Tell GR | Could a Google console compete with Sony, Microsoft, and Nintendo?

It’s rumored that a Google gaming console will be announced at GDC 2019. A patent for a controller has already surfaced this week, and the tech giant has announced plans for a major keynote in which it will likely make a big announcement. Google entering the console market has been the subject of speculation for a while now, but this month we could finally see what the company has up its sleeve.

So what does that mean for the gaming industry? Sony, Microsoft, and Nintendo have remained the three big players in the market for a while now, so Google stepping up to the plate would certainly be an interesting development. The GameRevolution team have outlined their thoughts below; as always you can share own opinions in the comments section, and we’ll feature our favorite in tomorrow’s Tell GR.

Paul Tamburro, executive editor: “I don’t think Google is going to compete for the same space as Sony, Microsoft, or Nintendo.

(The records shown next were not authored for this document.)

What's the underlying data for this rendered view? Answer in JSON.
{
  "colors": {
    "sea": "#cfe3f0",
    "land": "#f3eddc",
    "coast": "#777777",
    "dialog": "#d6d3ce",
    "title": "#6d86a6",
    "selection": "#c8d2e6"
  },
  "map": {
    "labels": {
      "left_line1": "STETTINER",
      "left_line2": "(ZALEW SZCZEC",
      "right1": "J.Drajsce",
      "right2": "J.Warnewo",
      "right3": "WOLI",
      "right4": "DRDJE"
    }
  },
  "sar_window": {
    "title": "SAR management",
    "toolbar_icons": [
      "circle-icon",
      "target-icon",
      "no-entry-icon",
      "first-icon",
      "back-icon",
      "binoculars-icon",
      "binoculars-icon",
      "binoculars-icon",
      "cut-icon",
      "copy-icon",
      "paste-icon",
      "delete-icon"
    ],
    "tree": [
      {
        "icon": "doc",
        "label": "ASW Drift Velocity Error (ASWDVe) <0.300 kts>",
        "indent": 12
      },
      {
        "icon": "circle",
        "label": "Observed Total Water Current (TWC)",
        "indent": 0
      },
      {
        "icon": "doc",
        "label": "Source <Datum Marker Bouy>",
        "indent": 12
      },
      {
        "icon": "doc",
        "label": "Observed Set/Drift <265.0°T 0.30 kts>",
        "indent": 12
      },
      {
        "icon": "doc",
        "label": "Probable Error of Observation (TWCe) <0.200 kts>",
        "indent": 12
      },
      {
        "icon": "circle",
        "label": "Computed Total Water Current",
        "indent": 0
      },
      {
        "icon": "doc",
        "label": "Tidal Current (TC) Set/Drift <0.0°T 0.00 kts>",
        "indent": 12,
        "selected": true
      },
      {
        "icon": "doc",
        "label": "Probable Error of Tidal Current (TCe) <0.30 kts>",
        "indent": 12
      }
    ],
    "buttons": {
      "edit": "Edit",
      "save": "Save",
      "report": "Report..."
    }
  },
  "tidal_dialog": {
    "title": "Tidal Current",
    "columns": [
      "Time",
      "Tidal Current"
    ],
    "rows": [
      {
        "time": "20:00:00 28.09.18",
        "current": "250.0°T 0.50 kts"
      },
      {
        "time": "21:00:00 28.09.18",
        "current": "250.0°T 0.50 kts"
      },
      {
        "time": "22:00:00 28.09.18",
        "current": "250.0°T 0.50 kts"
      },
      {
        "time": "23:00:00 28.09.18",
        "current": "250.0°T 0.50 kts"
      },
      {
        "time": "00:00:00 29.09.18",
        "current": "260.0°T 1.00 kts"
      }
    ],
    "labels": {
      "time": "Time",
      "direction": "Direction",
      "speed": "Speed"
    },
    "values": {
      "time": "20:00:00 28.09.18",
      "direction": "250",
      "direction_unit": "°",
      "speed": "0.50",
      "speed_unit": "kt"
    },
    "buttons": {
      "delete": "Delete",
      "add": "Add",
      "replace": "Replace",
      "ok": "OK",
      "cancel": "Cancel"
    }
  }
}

Setting up a brand new platform would be a huge risk that, in an age when mobile gaming is raking in money by the boatload, Google doesn’t really need to take. Google would effectively need to lure major exclusive studios to make its own console work, most of which are already tied up with the “big three,” or it would need a stellar gimmick to be seen as an attractive alternative. If it implemented its Project Stream technology, it’d still be competing with Microsoft and its game streaming plans for the next Xbox, so it trying to become a major home console player would be an unnecessary gamble.”

Mack Ashworth, lead editor: “I think Google’s angle would have to be as a streaming system. Utilize Android to make its own “console,” like what Nvidia has done with the Shield TV. If they market it with the “Pixel” name, I think it would do really well. As for competing with actual consoles/PCs, I imagine they have the budget to eventually make a splash, but I doubt they’d want to take that chance.”

Michael Leri, features editor: “It would be easy to say Google couldn’t but it would also be easy in 2000 to say Microsoft couldn’t make a console that would go on to beef it in two of the last three generations. I’m being slightly cheeky but the Xbox has been incredibly successful and was the underdog at the turn of the century. Google is that underdog and has the money to possibly push forward. With Google’s streaming approach, it could be a huge leap into playing games in a new way or a spirited, if failed, step necessary to get there.”

Bradley Russell, news editor: “Of course, a Google console could compete, although four main consoles facing off is overkill and, to my knowledge, has never been a success. So, would there be much point? SEGA, for example, took a big hit in the 1990s just going up against Nintendo and Sony in a crowded market, and I feel like things are too entrenched and set in their ways now for Google to really make a dent. It’d need a killer app, a Half-Life 3 or some such, to make an impact and, right now, I don’t think it’d offer much outside of what we’re already getting.”

Yesterday’s best comment

Question: What controversial game didn’t deserve its backlash? 

boba1701: Hands down the answer is Mass Effect 3. If people just complained about the ending, it wouldn’t have been so bad, but it brought a spotlight on the worst behavior you could find in entitled gamers. Non-stop complaining, trying to force Bioware to change the ending (and succeeding!), the freakin lawsuits. The worst part is that it’s actually a really good game, best in the series in my opinion. I guarantee any new gamers playing the series today would not understand at all why the backlash was so huge.”